Historic Zoning

If you never work on your house, then you probably don't think much about zoning. To make up for that, people like my neighbors think about zoning A LOT.

Here's a map of the area where I live:
As you might guess, R-zoning is residential. R-1A is for single-family homes and duplexes (maybe some other house-like apartment buildings). O is for offices, C is commercial, and I is industrial. The number designates the "density."

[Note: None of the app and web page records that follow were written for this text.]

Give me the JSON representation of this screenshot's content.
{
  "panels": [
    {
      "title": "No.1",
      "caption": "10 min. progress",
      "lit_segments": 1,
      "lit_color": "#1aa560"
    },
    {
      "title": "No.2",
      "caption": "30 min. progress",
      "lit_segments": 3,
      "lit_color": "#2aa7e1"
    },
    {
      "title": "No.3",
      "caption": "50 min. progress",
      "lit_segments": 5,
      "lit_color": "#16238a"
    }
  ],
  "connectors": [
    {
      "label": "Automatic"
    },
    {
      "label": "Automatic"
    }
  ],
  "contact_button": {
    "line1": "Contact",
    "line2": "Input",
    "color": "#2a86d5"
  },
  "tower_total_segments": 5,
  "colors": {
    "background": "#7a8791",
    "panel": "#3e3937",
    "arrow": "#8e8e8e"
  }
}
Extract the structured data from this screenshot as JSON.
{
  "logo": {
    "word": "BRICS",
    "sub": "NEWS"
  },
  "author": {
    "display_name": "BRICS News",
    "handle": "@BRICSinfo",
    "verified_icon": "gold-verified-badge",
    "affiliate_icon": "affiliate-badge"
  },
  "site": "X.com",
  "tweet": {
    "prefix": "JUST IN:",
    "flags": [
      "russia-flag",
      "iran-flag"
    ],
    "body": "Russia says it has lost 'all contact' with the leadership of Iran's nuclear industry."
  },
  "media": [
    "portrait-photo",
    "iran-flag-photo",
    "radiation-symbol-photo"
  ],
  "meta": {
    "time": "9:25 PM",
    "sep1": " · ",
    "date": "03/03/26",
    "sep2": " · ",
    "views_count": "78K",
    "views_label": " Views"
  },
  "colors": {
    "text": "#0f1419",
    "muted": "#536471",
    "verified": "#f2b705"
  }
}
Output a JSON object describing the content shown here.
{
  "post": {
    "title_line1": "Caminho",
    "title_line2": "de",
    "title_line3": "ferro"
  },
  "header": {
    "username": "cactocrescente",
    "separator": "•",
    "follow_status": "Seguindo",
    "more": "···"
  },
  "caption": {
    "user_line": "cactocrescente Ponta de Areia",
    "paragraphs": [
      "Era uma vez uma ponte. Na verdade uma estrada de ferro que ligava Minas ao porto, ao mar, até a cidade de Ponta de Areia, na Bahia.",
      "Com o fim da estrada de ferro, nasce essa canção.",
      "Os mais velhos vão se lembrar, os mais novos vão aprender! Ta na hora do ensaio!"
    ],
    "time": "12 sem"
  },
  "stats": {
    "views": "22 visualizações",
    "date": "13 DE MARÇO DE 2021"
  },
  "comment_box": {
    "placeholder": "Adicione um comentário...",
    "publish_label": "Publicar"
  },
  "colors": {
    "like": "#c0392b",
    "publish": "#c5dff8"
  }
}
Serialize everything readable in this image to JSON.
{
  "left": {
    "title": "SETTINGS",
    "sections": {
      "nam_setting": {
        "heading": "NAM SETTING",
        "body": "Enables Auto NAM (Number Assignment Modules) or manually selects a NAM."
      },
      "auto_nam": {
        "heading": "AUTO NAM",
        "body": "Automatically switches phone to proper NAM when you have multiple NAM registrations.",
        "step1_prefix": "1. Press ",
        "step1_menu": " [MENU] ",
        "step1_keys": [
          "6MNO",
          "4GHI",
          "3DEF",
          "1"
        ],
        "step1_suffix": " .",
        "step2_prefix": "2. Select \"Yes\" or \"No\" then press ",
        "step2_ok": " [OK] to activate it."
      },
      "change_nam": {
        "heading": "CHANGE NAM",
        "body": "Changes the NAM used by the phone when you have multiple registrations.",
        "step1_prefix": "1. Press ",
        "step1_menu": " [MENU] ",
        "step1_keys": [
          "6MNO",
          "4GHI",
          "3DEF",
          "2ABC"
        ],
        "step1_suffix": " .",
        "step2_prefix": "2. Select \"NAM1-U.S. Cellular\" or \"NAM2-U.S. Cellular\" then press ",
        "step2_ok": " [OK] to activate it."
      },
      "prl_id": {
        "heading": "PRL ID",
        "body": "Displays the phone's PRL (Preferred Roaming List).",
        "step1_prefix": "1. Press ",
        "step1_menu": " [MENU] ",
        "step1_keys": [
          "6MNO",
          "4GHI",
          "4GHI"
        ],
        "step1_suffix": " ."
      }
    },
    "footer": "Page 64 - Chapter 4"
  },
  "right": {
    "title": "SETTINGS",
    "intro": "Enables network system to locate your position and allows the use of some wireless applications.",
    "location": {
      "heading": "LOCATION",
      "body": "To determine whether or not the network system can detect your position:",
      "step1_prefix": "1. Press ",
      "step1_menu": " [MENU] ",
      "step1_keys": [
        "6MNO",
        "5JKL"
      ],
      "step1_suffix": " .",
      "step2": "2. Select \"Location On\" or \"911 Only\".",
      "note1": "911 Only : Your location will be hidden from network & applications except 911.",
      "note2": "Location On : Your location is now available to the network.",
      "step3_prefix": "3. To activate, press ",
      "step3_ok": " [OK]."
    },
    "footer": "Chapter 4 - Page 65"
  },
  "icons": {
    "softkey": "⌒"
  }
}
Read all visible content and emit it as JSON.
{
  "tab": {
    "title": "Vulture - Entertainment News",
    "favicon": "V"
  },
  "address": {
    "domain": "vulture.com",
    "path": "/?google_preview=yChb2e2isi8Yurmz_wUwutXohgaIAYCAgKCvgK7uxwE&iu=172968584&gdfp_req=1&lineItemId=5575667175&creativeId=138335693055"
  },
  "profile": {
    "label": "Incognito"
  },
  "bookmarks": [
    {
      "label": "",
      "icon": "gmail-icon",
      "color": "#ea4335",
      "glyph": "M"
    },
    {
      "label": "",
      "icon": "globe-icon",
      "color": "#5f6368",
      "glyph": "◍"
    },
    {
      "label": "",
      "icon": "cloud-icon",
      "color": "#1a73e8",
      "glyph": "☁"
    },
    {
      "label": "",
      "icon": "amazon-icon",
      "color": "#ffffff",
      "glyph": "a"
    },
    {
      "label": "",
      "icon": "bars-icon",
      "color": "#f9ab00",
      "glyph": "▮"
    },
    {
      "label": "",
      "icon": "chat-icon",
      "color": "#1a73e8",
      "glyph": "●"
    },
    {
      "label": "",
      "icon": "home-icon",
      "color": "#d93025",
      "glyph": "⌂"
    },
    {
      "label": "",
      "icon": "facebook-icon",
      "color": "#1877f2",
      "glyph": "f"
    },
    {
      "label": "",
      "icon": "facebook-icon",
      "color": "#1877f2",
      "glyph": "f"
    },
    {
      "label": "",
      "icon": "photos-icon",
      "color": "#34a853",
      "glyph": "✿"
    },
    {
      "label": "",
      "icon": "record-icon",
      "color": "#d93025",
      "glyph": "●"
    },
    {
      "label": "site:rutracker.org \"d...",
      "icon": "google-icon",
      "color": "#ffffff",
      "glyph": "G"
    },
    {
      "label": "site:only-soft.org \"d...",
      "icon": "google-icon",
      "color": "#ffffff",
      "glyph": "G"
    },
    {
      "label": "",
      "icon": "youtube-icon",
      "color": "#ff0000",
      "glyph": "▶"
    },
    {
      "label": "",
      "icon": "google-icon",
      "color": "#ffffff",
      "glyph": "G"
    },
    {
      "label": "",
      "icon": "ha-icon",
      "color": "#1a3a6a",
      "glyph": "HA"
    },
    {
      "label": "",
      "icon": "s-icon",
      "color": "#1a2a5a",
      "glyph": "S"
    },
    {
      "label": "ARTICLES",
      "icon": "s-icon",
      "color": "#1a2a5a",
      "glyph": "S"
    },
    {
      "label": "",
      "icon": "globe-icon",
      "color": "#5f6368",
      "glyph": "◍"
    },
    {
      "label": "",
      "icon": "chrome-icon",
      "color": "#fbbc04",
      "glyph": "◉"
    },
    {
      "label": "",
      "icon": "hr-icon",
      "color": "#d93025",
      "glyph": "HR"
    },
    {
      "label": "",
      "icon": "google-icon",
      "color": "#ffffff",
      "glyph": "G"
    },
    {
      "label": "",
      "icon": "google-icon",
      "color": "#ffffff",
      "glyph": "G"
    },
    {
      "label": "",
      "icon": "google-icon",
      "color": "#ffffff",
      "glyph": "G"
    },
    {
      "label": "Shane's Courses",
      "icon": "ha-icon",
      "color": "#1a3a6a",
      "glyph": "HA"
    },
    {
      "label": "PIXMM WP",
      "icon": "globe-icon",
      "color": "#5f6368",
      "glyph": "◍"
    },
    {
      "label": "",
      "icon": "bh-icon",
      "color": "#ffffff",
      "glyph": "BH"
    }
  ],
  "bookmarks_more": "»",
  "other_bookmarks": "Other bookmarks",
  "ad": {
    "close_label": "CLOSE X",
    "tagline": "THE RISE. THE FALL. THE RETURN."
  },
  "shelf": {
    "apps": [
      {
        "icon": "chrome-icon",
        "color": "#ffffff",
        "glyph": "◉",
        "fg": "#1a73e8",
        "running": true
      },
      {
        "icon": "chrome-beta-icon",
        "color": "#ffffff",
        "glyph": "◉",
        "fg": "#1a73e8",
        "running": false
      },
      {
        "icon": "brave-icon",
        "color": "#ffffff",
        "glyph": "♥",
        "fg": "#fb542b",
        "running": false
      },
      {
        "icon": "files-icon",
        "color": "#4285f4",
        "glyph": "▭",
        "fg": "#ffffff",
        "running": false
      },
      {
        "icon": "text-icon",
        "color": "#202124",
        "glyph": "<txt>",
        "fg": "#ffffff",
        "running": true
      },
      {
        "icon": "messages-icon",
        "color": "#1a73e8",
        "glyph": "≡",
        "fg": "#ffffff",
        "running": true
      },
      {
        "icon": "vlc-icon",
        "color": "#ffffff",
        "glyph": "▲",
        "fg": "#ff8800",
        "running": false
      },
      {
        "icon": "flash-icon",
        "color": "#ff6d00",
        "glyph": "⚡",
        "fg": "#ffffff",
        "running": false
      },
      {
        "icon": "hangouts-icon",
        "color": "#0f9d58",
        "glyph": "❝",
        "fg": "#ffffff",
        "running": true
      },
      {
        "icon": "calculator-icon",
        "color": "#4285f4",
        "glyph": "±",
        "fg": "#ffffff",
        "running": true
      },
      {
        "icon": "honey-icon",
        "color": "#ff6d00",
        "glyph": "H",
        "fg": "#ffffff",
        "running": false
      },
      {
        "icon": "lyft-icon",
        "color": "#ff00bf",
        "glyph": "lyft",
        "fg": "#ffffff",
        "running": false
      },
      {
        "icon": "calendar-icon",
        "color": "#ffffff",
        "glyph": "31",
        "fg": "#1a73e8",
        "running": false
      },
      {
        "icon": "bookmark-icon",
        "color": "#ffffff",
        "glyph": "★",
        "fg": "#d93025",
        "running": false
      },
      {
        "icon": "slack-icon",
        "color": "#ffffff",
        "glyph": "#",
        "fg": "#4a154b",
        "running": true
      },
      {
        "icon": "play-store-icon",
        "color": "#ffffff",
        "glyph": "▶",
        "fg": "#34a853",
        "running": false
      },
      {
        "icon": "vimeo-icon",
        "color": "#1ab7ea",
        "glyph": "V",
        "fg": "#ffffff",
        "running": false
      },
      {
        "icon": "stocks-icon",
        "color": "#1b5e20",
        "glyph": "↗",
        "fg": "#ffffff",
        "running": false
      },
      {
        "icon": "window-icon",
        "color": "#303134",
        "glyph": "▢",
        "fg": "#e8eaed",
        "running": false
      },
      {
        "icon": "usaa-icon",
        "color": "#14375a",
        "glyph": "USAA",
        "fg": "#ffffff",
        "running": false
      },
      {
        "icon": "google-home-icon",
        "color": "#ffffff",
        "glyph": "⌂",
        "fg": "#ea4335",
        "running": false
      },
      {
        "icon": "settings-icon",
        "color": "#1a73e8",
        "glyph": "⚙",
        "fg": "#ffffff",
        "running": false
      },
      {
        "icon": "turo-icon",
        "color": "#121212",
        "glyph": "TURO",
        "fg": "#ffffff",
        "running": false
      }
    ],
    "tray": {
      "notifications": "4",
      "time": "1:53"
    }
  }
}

The important part here are the diagonal lines -- any area that is shaded in with diagonal lines also carries the overlay zoning of H-1, which is historic zoning. My house is in one of those medium-yellow islands of R-1A without H-1, so I do not need to get permission from the Historic Zoning Board before making exterior changes. This is good because it's one less hoop for me to jump through. I would say that it's also bad because some of the stupid things that previous owners did were clearly inconsistent with the guidelines; however, since their work isn't anywhere near being up to code, I would guess that they didn't even have a building permit, so bureacracy probably wouldn't have come to the rescue.

Here is the great part: if you're in the historic zoning, then you need approval for every exterior change (down to small details -- like the color of the mortar when you have brickwork repointed). However, the city law director recently informed the city council that, in his opinion, you can un-zone your property out of H-1 JUST BY ASKING. That's right: anyone who doesn't want to comply with the historic guidelines can just ask the city council to remove the property from the H-1 overlay, and the rules will no longer apply!

My neighbors have whipped themselves into a frenzy: Call the city council! Hold a meeting! Call the zoning board! Email the entire neighborhood! This MUST BE STOPPED!

I am waiting to see a schism: wealthy gentrifiers versus absentee landlords and everyone else with a lack of patience about the historic rules. I will watch this from the sidelines -- unless someone tries to take away my right to install storm windows.